GigaOm reports on Zynga’s massive (closing in on $10 billion) valuation. What is Zynga and why do we care? They’ve managed to attract a reported 45 million users to their various social games, including the breakout Farmville. Social gaming and gamification are here to stay, at least for now, and the trend seems to offer a lot of promise to the civic participation and community decision-making universe. By embedding game dynamics in an interactive process, process architects can improve the likelihood of engaging community members and keeping them engaged. Do a good job of designing the game dynamics, and you might also find ways to generate high-quality input from those very same community members. As if the press the point, TechCrunch just reported that Foursquare – the icon of geolocation-based social gaming – is on the verge of hitting the seven-million users mark. Yes, that’s seven million registered users. They saw 3,400 percent last year in check-ins. Some clever community engagement folks will figure out how to use Foursquare directly in their work (including Foursquare’s new-ish photo uploading feature), while others will create engagement strategies that riff on the basic Foursquare setup. One way or another, games – geolocation and otherwise – offer a lot of potential.

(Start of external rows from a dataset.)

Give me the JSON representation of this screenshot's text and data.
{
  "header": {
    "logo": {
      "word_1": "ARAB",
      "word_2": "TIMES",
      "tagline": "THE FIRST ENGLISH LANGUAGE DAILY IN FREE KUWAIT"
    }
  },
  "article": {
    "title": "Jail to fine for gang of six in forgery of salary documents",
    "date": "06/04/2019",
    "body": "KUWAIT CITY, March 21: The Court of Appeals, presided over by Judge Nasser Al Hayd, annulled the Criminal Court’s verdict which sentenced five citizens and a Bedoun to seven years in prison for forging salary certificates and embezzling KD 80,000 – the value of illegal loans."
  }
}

This Thursday at 2 pm mountain time I’ll be joining Jon Verville of NASA’s Goddard Space Flight Center on the Community Matters Open Government call. Jon and I will talk about two different versions of the same basic challenge: how human nature, inertia, and caution all figure into the challenges of persuading governments to become more open.

New Geography challenges Andres Duany’s recent argument that public participation impedes great projects.

I posted yesterday on the PlaceMatters blog about the future of community participation. And check out the PlaceMatters web site’s new look.

The end of planning LIVE

UPDATE (4/19/10): The blog is cleaned up now. If you spot anything that is a misstatement, please feel free to comment below and we’ll fix it. Also, if you feel there is a big omission from the log, let us know. Video documentation will be up soon. Also, read Jacob’s summation of the event here.

Join us at 4PM Central for a liveblog of PlaceMatters’ underground session at the APA National Conference in New Orleans.  Please excuse grammar and spelling errors during the event.

5ish minutes until the Salon in the Saloon where we consider the broad question “Is Planning Dead?.”  Join us here in Wolfe’s at the Marriot across the street from the convention center for some dynamic conversation.

[4 PM]

The lineup:

Stella Chao, Director, Seattle Dept. of Neighborhoods
Mary Means, Director of Community Initiatives at Goody Clancy
Ken Snyder, CEO/President PlaceMatters
Rob Goodspeed, PhD student at MIT Department of Urban Studies and Planning
Michael Lauer, Principal at Planning Works

Moderators: Jacob Smith and Jocelyn Hittle from PlaceMatters Continue reading